As Cathy's statements erupted into a news media maelstrom, Facebookers "liked" Chick-fil-A's page at alarming rates, giving a false sense of support for Cathy's comments by silencing statistics that would show how many "unlikes" the comments encouraged as well as how many "dislikes" and even "hates" would have been generated as well. Of course, what followed was also a stampede of posts by those in favor of marriage equality, but it would be impossible to know how many were posted given a business' ultimate control over its page, including the ability to delete comments and ban users.
In other words, quantitatively speaking, while we can more or less measure the positive impact of a media event on a business, a media product, a political movement, or a celebrity, those same statistics are not available to measure the negative impact of the same event making it impossible to find acceptable metrics with which to measure hate-to understand and make sense of our world where hate is a key human response.
As an audience researcher at the University of Wisconsin-Madison, I do a lot of work to analyze the way in which people engage with television shows, storylines, or actors to see how they are interpreting such texts and how they are informed by them or make sense of them in their day-to-day lives.
For instance, in one study conducted last year, I learned that rural gay men completely isolated from "gay culture," often found and watched The Oprah Winfrey Show in order to identify with gay guests and reframe the notion of homosexuality as a sickness to one of homophobia as a sickness. Many of these same men, however, felt the need to "come out" because rhetoric on the show suggested being closeted was to be lying and inauthentic to the truth of yourself. Several of those viewers then decided to come out, even when it could and did pose physical and emotional danger or even homelessness.

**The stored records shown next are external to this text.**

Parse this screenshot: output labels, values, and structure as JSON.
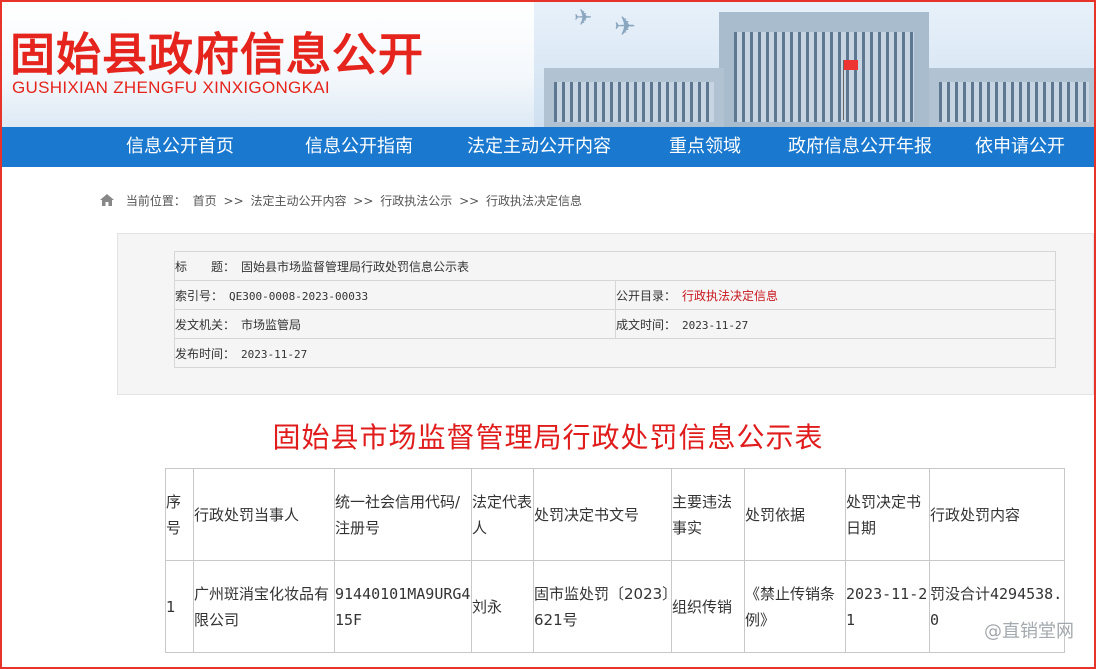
{
  "site": {
    "title_cn": "固始县政府信息公开",
    "title_en": "GUSHIXIAN ZHENGFU XINXIGONGKAI"
  },
  "nav": [
    "信息公开首页",
    "信息公开指南",
    "法定主动公开内容",
    "重点领域",
    "政府信息公开年报",
    "依申请公开"
  ],
  "breadcrumb": {
    "prefix": "当前位置：",
    "items": [
      "首页",
      ">>",
      "法定主动公开内容",
      ">>",
      "行政执法公示",
      ">>",
      "行政执法决定信息"
    ]
  },
  "meta": {
    "title_label": "标　　题：",
    "title_value": "固始县市场监督管理局行政处罚信息公示表",
    "index_label": "索引号：",
    "index_value": "QE300-0008-2023-00033",
    "catalog_label": "公开目录：",
    "catalog_value": "行政执法决定信息",
    "issuer_label": "发文机关：",
    "issuer_value": "市场监管局",
    "written_label": "成文时间：",
    "written_value": "2023-11-27",
    "published_label": "发布时间：",
    "published_value": "2023-11-27"
  },
  "document": {
    "title": "固始县市场监督管理局行政处罚信息公示表"
  },
  "table": {
    "headers": [
      "序号",
      "行政处罚当事人",
      "统一社会信用代码/注册号",
      "法定代表人",
      "处罚决定书文号",
      "主要违法事实",
      "处罚依据",
      "处罚决定书日期",
      "行政处罚内容"
    ],
    "rows": [
      [
        "1",
        "广州斑消宝化妆品有限公司",
        "91440101MA9URG415F",
        "刘永",
        "固市监处罚〔2023〕621号",
        "组织传销",
        "《禁止传销条例》",
        "2023-11-21",
        "罚没合计4294538.0"
      ]
    ]
  },
  "watermark": "@直销堂网",
  "colors": {
    "brand_red": "#e5251d",
    "nav_blue": "#1a79cf",
    "link_red": "#c8161d"
  }
}
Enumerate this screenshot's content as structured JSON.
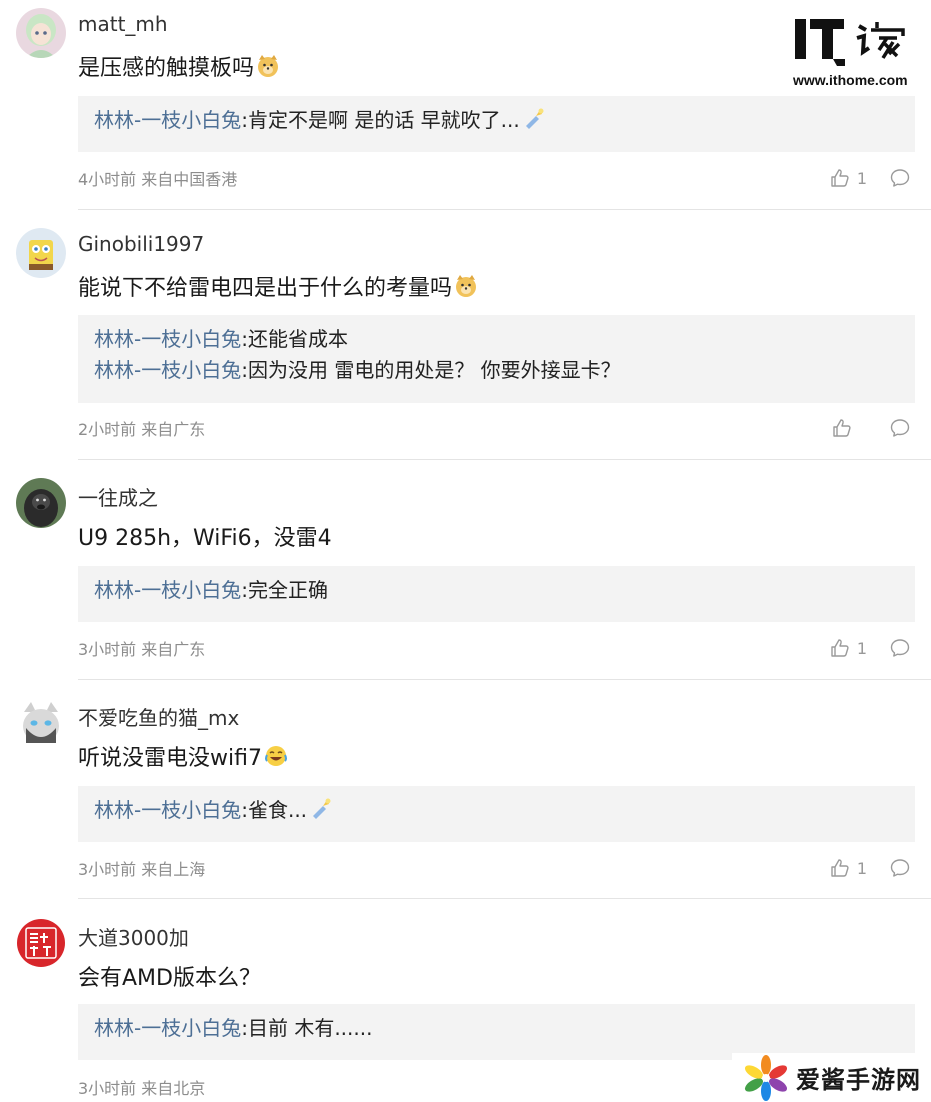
{
  "logos": {
    "top": {
      "text": "IT之家",
      "url": "www.ithome.com"
    },
    "bottom": {
      "text": "爱酱手游网"
    }
  },
  "comments": [
    {
      "username": "matt_mh",
      "content": "是压感的触摸板吗",
      "replies": [
        {
          "author": "林林-一枝小白兔",
          "text": ":肯定不是啊 是的话 早就吹了..."
        }
      ],
      "meta": "4小时前 来自中国香港",
      "likes": "1"
    },
    {
      "username": "Ginobili1997",
      "content": "能说下不给雷电四是出于什么的考量吗",
      "replies": [
        {
          "author": "林林-一枝小白兔",
          "text": ":还能省成本"
        },
        {
          "author": "林林-一枝小白兔",
          "text": ":因为没用 雷电的用处是？ 你要外接显卡？"
        }
      ],
      "meta": "2小时前 来自广东",
      "likes": ""
    },
    {
      "username": "一往成之",
      "content": "U9 285h，WiFi6，没雷4",
      "replies": [
        {
          "author": "林林-一枝小白兔",
          "text": ":完全正确"
        }
      ],
      "meta": "3小时前 来自广东",
      "likes": "1"
    },
    {
      "username": "不爱吃鱼的猫_mx",
      "content": "听说没雷电没wifi7",
      "replies": [
        {
          "author": "林林-一枝小白兔",
          "text": ":雀食..."
        }
      ],
      "meta": "3小时前 来自上海",
      "likes": "1"
    },
    {
      "username": "大道3000加",
      "content": "会有AMD版本么？",
      "replies": [
        {
          "author": "林林-一枝小白兔",
          "text": ":目前 木有......"
        }
      ],
      "meta": "3小时前 来自北京",
      "likes": ""
    }
  ]
}
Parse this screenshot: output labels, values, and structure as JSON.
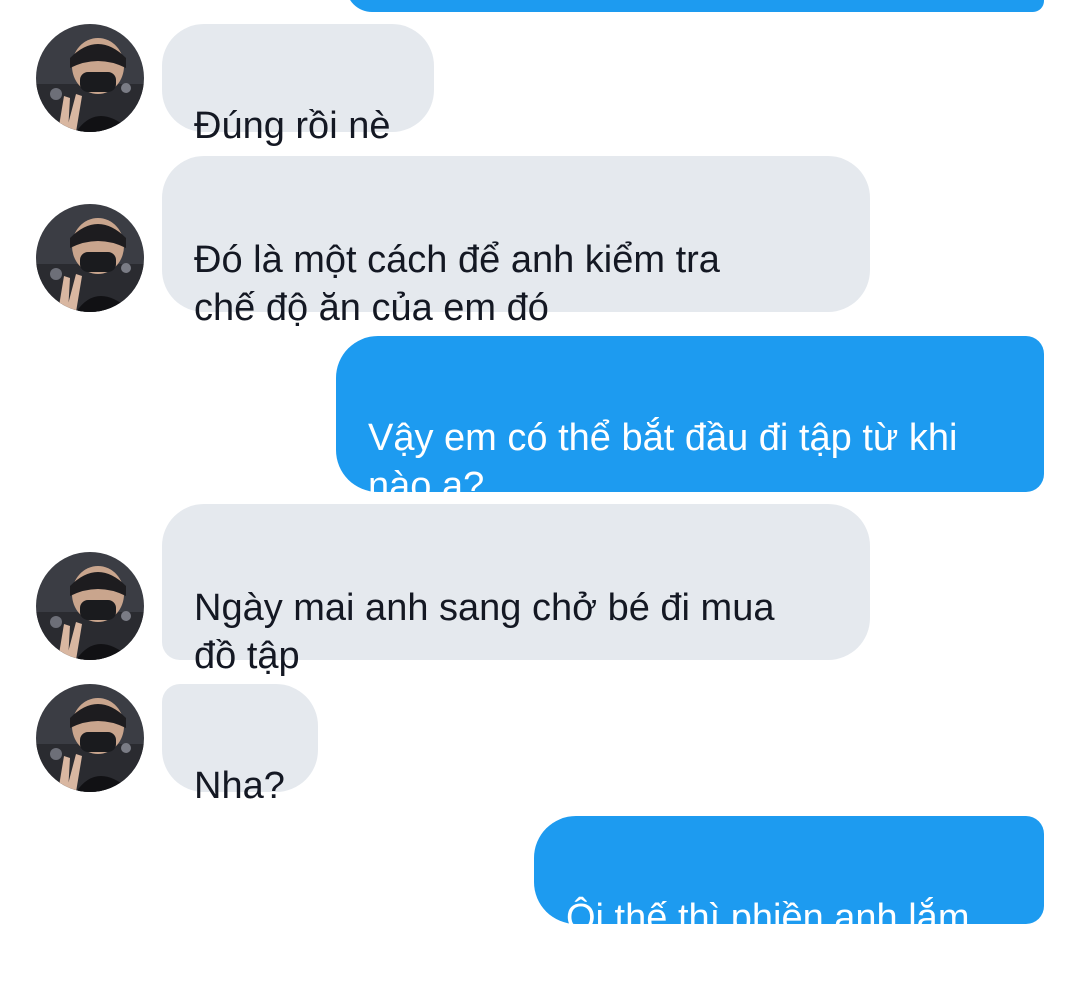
{
  "conversation": {
    "messages": [
      {
        "sender": "them",
        "text": "Đúng rồi nè"
      },
      {
        "sender": "them",
        "text": "Đó là một cách để anh kiểm tra\nchế độ ăn của em đó"
      },
      {
        "sender": "me",
        "text": "Vậy em có thể bắt đầu đi tập từ khi\nnào ạ?"
      },
      {
        "sender": "them",
        "text": "Ngày mai anh sang chở bé đi mua\nđồ tập"
      },
      {
        "sender": "them",
        "text": "Nha?"
      },
      {
        "sender": "me",
        "text": "Ôi thế thì phiền anh lắm"
      }
    ]
  },
  "colors": {
    "incoming_bubble": "#e5e9ee",
    "outgoing_bubble": "#1d9bf0",
    "background": "#ffffff"
  },
  "icons": {
    "avatar": "contact-avatar-photo"
  }
}
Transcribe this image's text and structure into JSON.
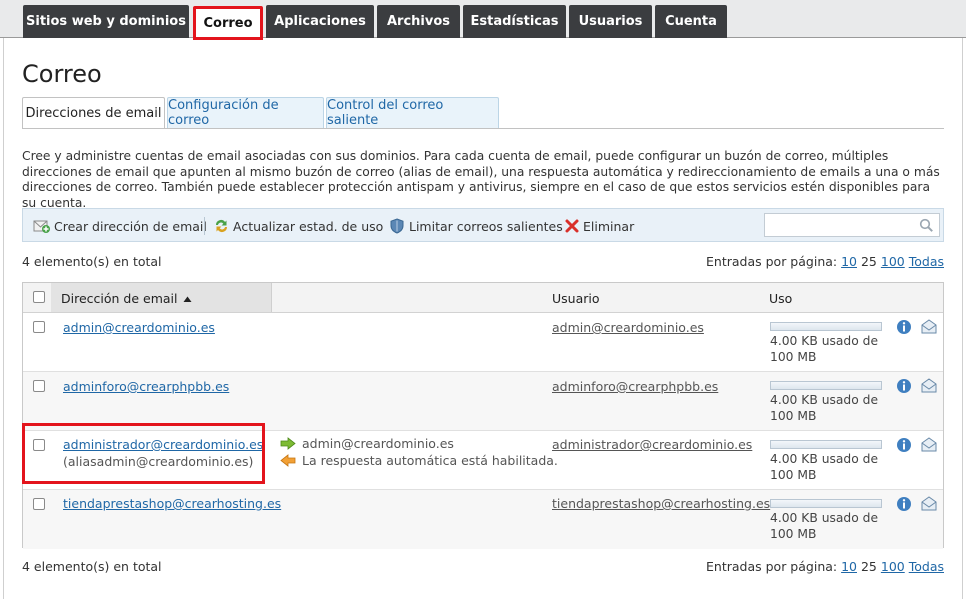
{
  "nav": {
    "tabs": [
      {
        "label": "Sitios web y dominios",
        "active": false
      },
      {
        "label": "Correo",
        "active": true
      },
      {
        "label": "Aplicaciones",
        "active": false
      },
      {
        "label": "Archivos",
        "active": false
      },
      {
        "label": "Estadísticas",
        "active": false
      },
      {
        "label": "Usuarios",
        "active": false
      },
      {
        "label": "Cuenta",
        "active": false
      }
    ]
  },
  "page": {
    "title": "Correo"
  },
  "subtabs": [
    {
      "label": "Direcciones de email",
      "active": true
    },
    {
      "label": "Configuración de correo",
      "active": false
    },
    {
      "label": "Control del correo saliente",
      "active": false
    }
  ],
  "description": "Cree y administre cuentas de email asociadas con sus dominios. Para cada cuenta de email, puede configurar un buzón de correo, múltiples direcciones de email que apunten al mismo buzón de correo (alias de email), una respuesta automática y redireccionamiento de emails a una o más direcciones de correo. También puede establecer protección antispam y antivirus, siempre en el caso de que estos servicios estén disponibles para su cuenta.",
  "toolbar": {
    "create_label": "Crear dirección de email",
    "refresh_label": "Actualizar estad. de uso",
    "limit_label": "Limitar correos salientes",
    "delete_label": "Eliminar",
    "search_placeholder": ""
  },
  "summary": {
    "total_text": "4 elemento(s) en total",
    "per_page_label": "Entradas por página:",
    "per_page_options": [
      "10",
      "25",
      "100",
      "Todas"
    ],
    "per_page_selected": "25"
  },
  "table": {
    "headers": {
      "email": "Dirección de email",
      "user": "Usuario",
      "usage": "Uso"
    },
    "rows": [
      {
        "email": "admin@creardominio.es",
        "alias": "",
        "forward": "",
        "autoreply": "",
        "user": "admin@creardominio.es",
        "usage": "4.00 KB usado de 100 MB",
        "usage_fraction": 0.0
      },
      {
        "email": "adminforo@crearphpbb.es",
        "alias": "",
        "forward": "",
        "autoreply": "",
        "user": "adminforo@crearphpbb.es",
        "usage": "4.00 KB usado de 100 MB",
        "usage_fraction": 0.0
      },
      {
        "email": "administrador@creardominio.es",
        "alias": "(aliasadmin@creardominio.es)",
        "forward": "admin@creardominio.es",
        "autoreply": "La respuesta automática está habilitada.",
        "user": "administrador@creardominio.es",
        "usage": "4.00 KB usado de 100 MB",
        "usage_fraction": 0.0
      },
      {
        "email": "tiendaprestashop@crearhosting.es",
        "alias": "",
        "forward": "",
        "autoreply": "",
        "user": "tiendaprestashop@crearhosting.es",
        "usage": "4.00 KB usado de 100 MB",
        "usage_fraction": 0.0
      }
    ]
  },
  "colors": {
    "accent": "#1f67a6",
    "highlight": "#e3141c",
    "nav_bg": "#3b3d40"
  }
}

Another study (conducted during the first season of Glee) found that many gay male viewers rejected Kurt's character as an offensive stereotype, and would have preferred to not have such a representation at all as opposed to the one offered. In response, Glee producers ushered in several more gay characters in the following seasons to create a spectrum of masculinity.
And a forthcoming study, also on Glee, found that bisexual and queer viewers are continually devastated by the show's privileging of "coming out" storylines that encourage a "gay or straight" binary. Much like with Oprah's fans, these viewers are critical that the show is teaching parents and youth alike an either-or sexuality where trans and bi identities are delegitimated.
Much early audience work looked at fan engagement with shows to get a sense of how people were watching media. But this method left out a range of spectatorship practices for those who might watch programs inactively or decide not to "hate-watch" shows or not watch them at all for specific "anti-fan" reasons. The people over at Ring Wing Watch, an organization dedicated to "monitoring and exposing the activities of the right-wing movement" so we don't have to, are a good example as well as the gay and bisexual viewers of Glee mentioned above.
So, after years of studying who (s)he "likes," we now want to study (s)he who "hates" but given the extensive limitations to finding those people outlined above, we turn to qualitative research aimed simply at talking to people about what they watch, what they don't watch, what they love, what they hate, and why. We want to study the "anti-fan" every bit as much as we study the "fan."
Is there a TV show, film, celebrity, or other media product you hate? Now's your chance to sound-off. If you would like to participate in the hate study with the University of Wisconsin - Madison, please click here.